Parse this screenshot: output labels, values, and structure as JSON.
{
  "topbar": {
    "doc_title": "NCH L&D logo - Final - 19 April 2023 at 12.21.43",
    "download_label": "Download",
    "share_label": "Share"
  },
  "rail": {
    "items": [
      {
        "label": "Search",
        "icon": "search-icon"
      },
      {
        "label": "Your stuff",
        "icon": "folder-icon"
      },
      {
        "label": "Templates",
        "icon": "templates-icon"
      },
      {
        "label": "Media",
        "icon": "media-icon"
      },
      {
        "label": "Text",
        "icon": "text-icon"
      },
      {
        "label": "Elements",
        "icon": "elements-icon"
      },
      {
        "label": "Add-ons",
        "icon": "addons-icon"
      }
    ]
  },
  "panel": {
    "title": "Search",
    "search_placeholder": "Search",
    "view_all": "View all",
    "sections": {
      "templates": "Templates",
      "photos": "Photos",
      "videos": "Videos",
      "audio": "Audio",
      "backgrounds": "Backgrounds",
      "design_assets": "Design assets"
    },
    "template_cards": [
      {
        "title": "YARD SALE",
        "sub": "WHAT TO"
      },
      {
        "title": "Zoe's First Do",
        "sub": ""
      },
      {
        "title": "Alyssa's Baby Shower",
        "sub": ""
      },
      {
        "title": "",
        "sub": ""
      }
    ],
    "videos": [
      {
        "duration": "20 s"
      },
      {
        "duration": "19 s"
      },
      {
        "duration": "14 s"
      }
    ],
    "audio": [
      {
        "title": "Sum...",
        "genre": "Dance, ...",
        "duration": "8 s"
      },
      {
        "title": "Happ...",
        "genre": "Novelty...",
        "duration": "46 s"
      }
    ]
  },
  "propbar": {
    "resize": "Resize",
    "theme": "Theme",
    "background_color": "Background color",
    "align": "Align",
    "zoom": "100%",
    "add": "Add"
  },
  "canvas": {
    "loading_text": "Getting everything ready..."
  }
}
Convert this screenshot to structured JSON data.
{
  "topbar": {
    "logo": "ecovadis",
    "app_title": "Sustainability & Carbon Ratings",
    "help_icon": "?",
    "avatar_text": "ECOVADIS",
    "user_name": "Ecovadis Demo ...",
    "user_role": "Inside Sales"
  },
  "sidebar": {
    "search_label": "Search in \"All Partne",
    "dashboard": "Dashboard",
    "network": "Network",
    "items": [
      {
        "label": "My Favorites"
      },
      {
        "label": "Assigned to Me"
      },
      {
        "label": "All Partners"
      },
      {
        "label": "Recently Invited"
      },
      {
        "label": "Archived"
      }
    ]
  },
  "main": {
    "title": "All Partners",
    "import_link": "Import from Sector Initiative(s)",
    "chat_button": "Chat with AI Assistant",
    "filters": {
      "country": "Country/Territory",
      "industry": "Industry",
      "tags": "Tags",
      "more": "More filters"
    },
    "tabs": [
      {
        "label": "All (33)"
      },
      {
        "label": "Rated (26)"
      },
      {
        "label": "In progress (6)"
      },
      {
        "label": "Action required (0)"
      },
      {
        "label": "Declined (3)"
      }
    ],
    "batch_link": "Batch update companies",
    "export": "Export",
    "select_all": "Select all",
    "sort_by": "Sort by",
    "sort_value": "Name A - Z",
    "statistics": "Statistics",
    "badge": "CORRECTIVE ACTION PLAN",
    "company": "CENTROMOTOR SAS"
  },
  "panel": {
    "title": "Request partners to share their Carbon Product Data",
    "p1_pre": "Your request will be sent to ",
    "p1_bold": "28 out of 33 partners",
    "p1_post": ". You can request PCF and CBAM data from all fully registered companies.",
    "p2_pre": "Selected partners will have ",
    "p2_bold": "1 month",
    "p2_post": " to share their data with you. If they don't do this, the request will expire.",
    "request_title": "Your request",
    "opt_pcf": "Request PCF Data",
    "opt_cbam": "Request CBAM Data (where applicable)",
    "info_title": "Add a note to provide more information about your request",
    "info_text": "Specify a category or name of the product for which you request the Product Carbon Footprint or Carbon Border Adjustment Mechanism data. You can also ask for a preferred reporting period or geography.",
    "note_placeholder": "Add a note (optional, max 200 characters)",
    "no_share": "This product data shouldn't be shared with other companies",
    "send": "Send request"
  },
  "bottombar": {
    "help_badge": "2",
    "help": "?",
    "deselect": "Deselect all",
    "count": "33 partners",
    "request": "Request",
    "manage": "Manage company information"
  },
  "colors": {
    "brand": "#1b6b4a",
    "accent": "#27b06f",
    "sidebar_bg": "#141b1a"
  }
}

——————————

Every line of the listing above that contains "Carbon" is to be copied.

• [YOUR SOLUTION]:
    "app_title": "Sustainability & Carbon Ratings",
    "title": "Request partners to share their Carbon Product Data",
    "info_text": "Specify a category or name of the product for which you request the Product Carbon Footprint or Carbon Border Adjustment Mechanism data. You can also ask for a preferred reporting period or geography.",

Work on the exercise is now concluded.